But setting our sights on finalists brings difficulties. Declining UK standards allied with increasingly tough IAAF qualification standards means that the number of events in which British athletes can compete is shrinking. Only one thrower is travelling to Osaka and overall we are not represented in ten of sixteen field events. Indeed we are not represented in 15 of the overall 43 championship events, almost a third of the total and in 14 others we have only one competitor. There is a diminishing return here: fewer athletes in fewer events means less finalists.

So what criteria would show an indication of success? The answer is that if we had 14 athletes achieving personal best performances in Osaka if would be a sign of the birth of a renaissance. But would it be an indicator that is acceptable to our over-bureaucratic sports councils? I think not.

An Endangered Species

It came as something of a shock to hear the PA announcer tell his occasionally listening audience at the recent Premier/Div 1 BAL meeting at Barnet that certain events would not start unless some volunteer officials came forward. It was something one frequently heard at meetings of a less prestigious calibre but hearing it at Copthall stadium made one realise a salient fact: athletics officials are an endangered species.

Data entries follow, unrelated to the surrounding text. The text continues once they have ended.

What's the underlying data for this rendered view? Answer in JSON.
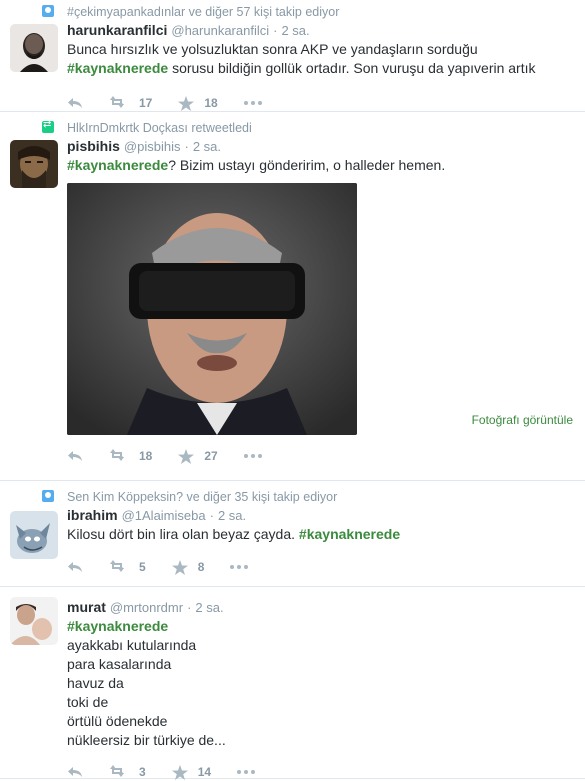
{
  "colors": {
    "accent": "#3b8a3e",
    "muted": "#8899a6",
    "icon": "#aab8c2",
    "text": "#292f33"
  },
  "tweets": [
    {
      "context": "#çekimyapankadınlar ve diğer 57 kişi takip ediyor",
      "context_icon": "person-icon",
      "fullname": "harunkaranfilci",
      "handle": "@harunkaranfilci",
      "time": "2 sa.",
      "text_plain": "Bunca hırsızlık ve yolsuzluktan sonra AKP ve yandaşların sorduğu",
      "hashtag": "#kaynaknerede",
      "text_after": " sorusu bildiğin gollük ortadır. Son vuruşu da yapıverin artık",
      "retweets": "17",
      "favorites": "18"
    },
    {
      "context": "HlkIrnDmkrtk Doçkası retweetledi",
      "context_icon": "retweet-icon",
      "fullname": "pisbihis",
      "handle": "@pisbihis",
      "time": "2 sa.",
      "hashtag": "#kaynaknerede",
      "text_after": "? Bizim ustayı gönderirim, o halleder hemen.",
      "retweets": "18",
      "favorites": "27",
      "view_photo": "Fotoğrafı görüntüle"
    },
    {
      "context": "Sen Kim Köppeksin? ve diğer 35 kişi takip ediyor",
      "context_icon": "person-icon",
      "fullname": "ibrahim",
      "handle": "@1Alaimiseba",
      "time": "2 sa.",
      "text_plain": "Kilosu dört bin lira olan beyaz çayda. ",
      "hashtag": "#kaynaknerede",
      "retweets": "5",
      "favorites": "8"
    },
    {
      "fullname": "murat",
      "handle": "@mrtonrdmr",
      "time": "2 sa.",
      "hashtag": "#kaynaknerede",
      "lines": [
        "ayakkabı kutularında",
        "para kasalarında",
        "havuz da",
        "toki de",
        "örtülü ödenekde",
        "nükleersiz bir türkiye de..."
      ],
      "retweets": "3",
      "favorites": "14"
    }
  ],
  "dot": "·"
}
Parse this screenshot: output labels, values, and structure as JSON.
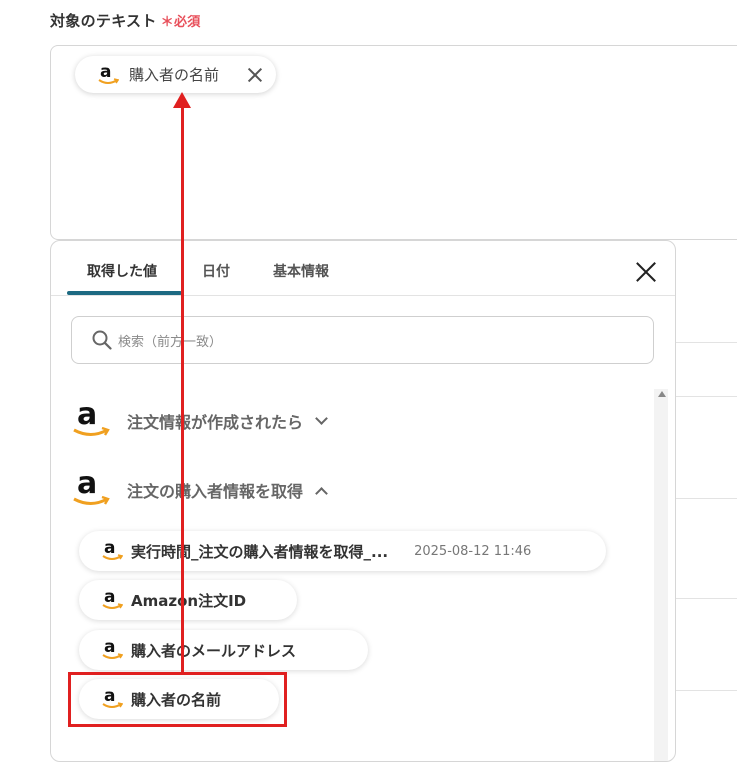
{
  "field": {
    "label": "対象のテキスト",
    "required_mark": "＊必須",
    "chip_label": "購入者の名前"
  },
  "panel": {
    "tabs": [
      {
        "label": "取得した値"
      },
      {
        "label": "日付"
      },
      {
        "label": "基本情報"
      }
    ],
    "search_placeholder": "検索（前方一致）",
    "groups": [
      {
        "title": "注文情報が作成されたら",
        "expanded": false,
        "icon": "amazon-icon"
      },
      {
        "title": "注文の購入者情報を取得",
        "expanded": true,
        "icon": "amazon-icon"
      }
    ],
    "items": [
      {
        "label": "実行時間_注文の購入者情報を取得_...",
        "value": "2025-08-12 11:46"
      },
      {
        "label": "Amazon注文ID",
        "value": ""
      },
      {
        "label": "購入者のメールアドレス",
        "value": ""
      },
      {
        "label": "購入者の名前",
        "value": ""
      }
    ]
  },
  "colors": {
    "accent_tab": "#1d6a82",
    "annotation": "#e02020",
    "required": "#e8505b"
  }
}
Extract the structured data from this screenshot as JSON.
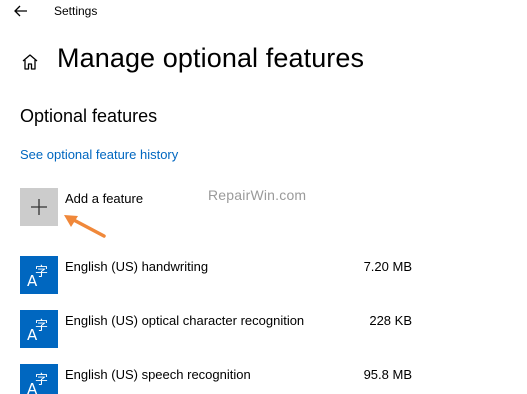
{
  "window": {
    "title": "Settings"
  },
  "header": {
    "title": "Manage optional features"
  },
  "section": {
    "title": "Optional features",
    "history_link": "See optional feature history"
  },
  "add_feature": {
    "label": "Add a feature",
    "icon": "plus-icon"
  },
  "watermark": "RepairWin.com",
  "features": [
    {
      "name": "English (US) handwriting",
      "size": "7.20 MB",
      "icon": "language-icon"
    },
    {
      "name": "English (US) optical character recognition",
      "size": "228 KB",
      "icon": "language-icon"
    },
    {
      "name": "English (US) speech recognition",
      "size": "95.8 MB",
      "icon": "language-icon"
    }
  ],
  "colors": {
    "accent": "#0067c0",
    "add_tile": "#cccccc",
    "annotation_arrow": "#f0883a"
  }
}
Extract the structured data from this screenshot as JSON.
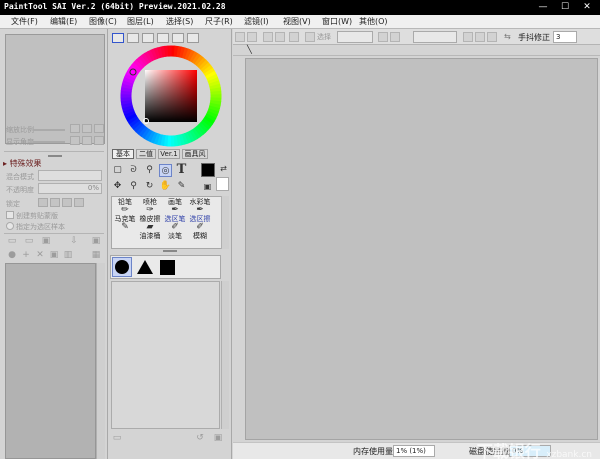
{
  "window": {
    "title": "PaintTool SAI Ver.2 (64bit) Preview.2021.02.28",
    "minimize_glyph": "—",
    "maximize_glyph": "☐",
    "close_glyph": "✕"
  },
  "menu": {
    "items": [
      "文件(F)",
      "编辑(E)",
      "图像(C)",
      "图层(L)",
      "选择(S)",
      "尺子(R)",
      "滤镜(I)",
      "视图(V)",
      "窗口(W)",
      "其他(O)"
    ]
  },
  "left_panel": {
    "zoom_label": "缩放比例",
    "rotate_label": "显示角度",
    "section_title": "特殊效果",
    "blend_mode_label": "混合模式",
    "opacity_label": "不透明度",
    "opacity_value": "0%",
    "lock_label": "锁定",
    "clipping_label": "创建剪贴蒙版",
    "selection_source_label": "指定为选区样本"
  },
  "tools": {
    "tabs": [
      "基本",
      "二值",
      "Ver.1",
      "画具风"
    ],
    "text_tool_glyph": "T",
    "brushes": [
      {
        "name": "铅笔"
      },
      {
        "name": "喷枪"
      },
      {
        "name": "画笔"
      },
      {
        "name": "水彩笔"
      },
      {
        "name": "马克笔"
      },
      {
        "name": "橡皮擦"
      },
      {
        "name": "选区笔"
      },
      {
        "name": "选区擦"
      },
      {
        "name": "油漆桶"
      },
      {
        "name": "淡笔"
      },
      {
        "name": "模糊"
      }
    ]
  },
  "toolbar": {
    "select_label": "选择",
    "stabilizer_label": "手抖修正",
    "stabilizer_value": "3"
  },
  "status": {
    "memory_label": "内存使用量",
    "memory_value": "1% (1%)",
    "disk_label": "磁盘使用量",
    "disk_value": "0%"
  },
  "watermark": {
    "text": "下载银行",
    "domain": "xzbank.cn"
  },
  "colors": {
    "hue_wheel_selected": "#ff0000",
    "foreground": "#000000",
    "background": "#ffffff",
    "canvas": "#c0c0c0",
    "disk_bar": "#78c8f0"
  }
}
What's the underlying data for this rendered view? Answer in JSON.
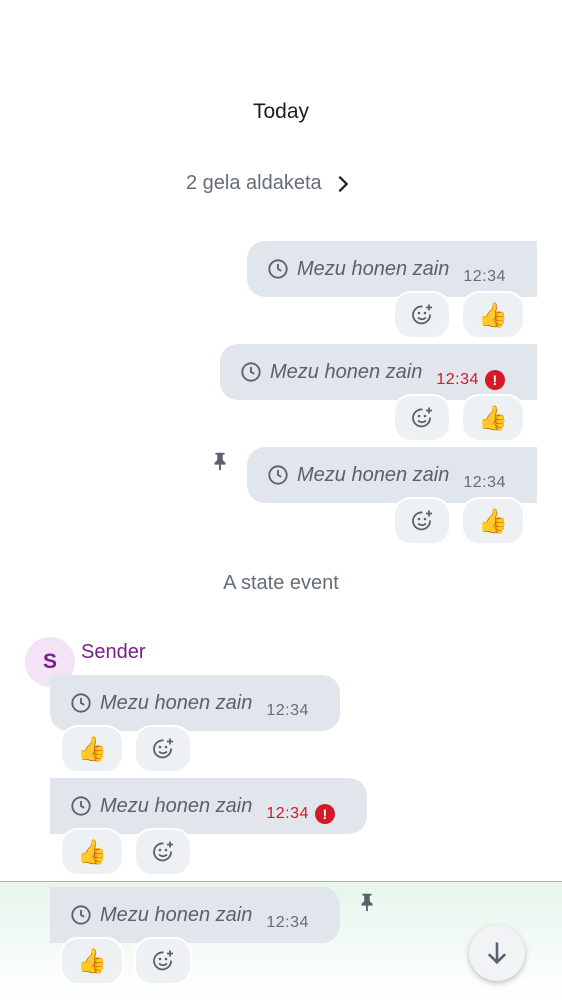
{
  "timeline": {
    "day_divider": "Today",
    "group_changes": "2 gela aldaketa",
    "state_event": "A state event"
  },
  "sender": {
    "name": "Sender",
    "avatar_letter": "S"
  },
  "outgoing": [
    {
      "text": "Mezu honen zain",
      "time": "12:34",
      "error": false,
      "pinned": false,
      "reaction": "👍"
    },
    {
      "text": "Mezu honen zain",
      "time": "12:34",
      "error": true,
      "pinned": false,
      "reaction": "👍"
    },
    {
      "text": "Mezu honen zain",
      "time": "12:34",
      "error": false,
      "pinned": true,
      "reaction": "👍"
    }
  ],
  "incoming": [
    {
      "text": "Mezu honen zain",
      "time": "12:34",
      "error": false,
      "pinned": false,
      "reaction": "👍"
    },
    {
      "text": "Mezu honen zain",
      "time": "12:34",
      "error": true,
      "pinned": false,
      "reaction": "👍"
    },
    {
      "text": "Mezu honen zain",
      "time": "12:34",
      "error": false,
      "pinned": true,
      "reaction": "👍",
      "highlighted": true
    }
  ],
  "icons": {
    "clock": "clock-icon",
    "add_reaction": "add-reaction-icon",
    "pin": "pin-icon",
    "error": "error-icon",
    "chevron": "chevron-right-icon",
    "scroll_down": "arrow-down-icon"
  },
  "error_glyph": "!",
  "colors": {
    "bubble": "#e1e6ec",
    "error": "#d51928",
    "sender": "#7a1e8c",
    "highlight": "#e6f6ec"
  }
}
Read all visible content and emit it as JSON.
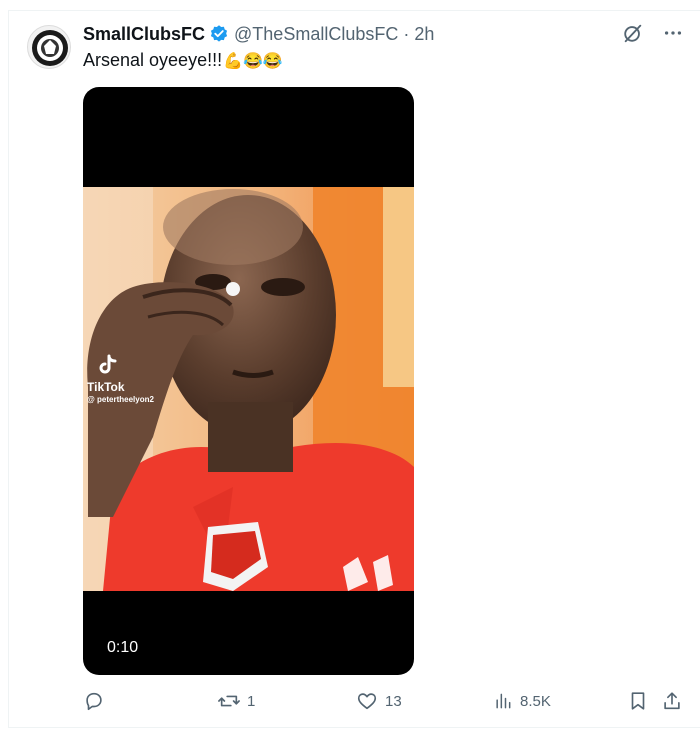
{
  "post": {
    "display_name": "SmallClubsFC",
    "handle": "@TheSmallClubsFC",
    "separator": "·",
    "time_ago": "2h",
    "text": "Arsenal oyeeye!!!",
    "emojis": "💪😂😂"
  },
  "media": {
    "watermark_brand": "TikTok",
    "watermark_user": "@ petertheelyon2",
    "duration": "0:10"
  },
  "actions": {
    "reply_count": "",
    "repost_count": "1",
    "like_count": "13",
    "views_count": "8.5K"
  },
  "colors": {
    "text_primary": "#0f1419",
    "text_secondary": "#536471",
    "verified": "#1d9bf0",
    "jersey_red": "#ee3a2c"
  },
  "icons": [
    "grok-icon",
    "more-icon",
    "reply-icon",
    "repost-icon",
    "like-icon",
    "views-icon",
    "bookmark-icon",
    "share-icon",
    "verified-badge-icon",
    "tiktok-icon"
  ]
}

I’ve been to numerous meetings of all standards around the country and I could not help but notice that our officials, who carry out such a vital, and more often than not unappreciated, task, are steadily getting much older. Many years ago some ass proposed that there should be a retiring age for officials, I think around 60 was the cut off point. If such a proposal had gained favour the sport, by now, would have ground to a halt.

This begs the question: who is in charge of officials? Who is responsible for recruitment? Who is in charge of their welfare? There is a scheme afoot to recruit young men and women to become officials for 2012. Indeed professional, one-year contracts have been handed out for this very purpose.

The stark fact is that we cannot wait till 2012 because the problem is immediate; the sport is not even being reactive to the problem. Who should, in fact, be taking responsibility for the recruitment of officials? UK Athletics? England? The new regions? Or those former organisations existing in a sort of limbo, AAA of England and its former territories? Somebody somewhere needs urgently to take a lead.

Buckner’s report on a new competition structure is soon to see the light of day. No matter how dynamic and forward looking it is it will not function without qualified officials.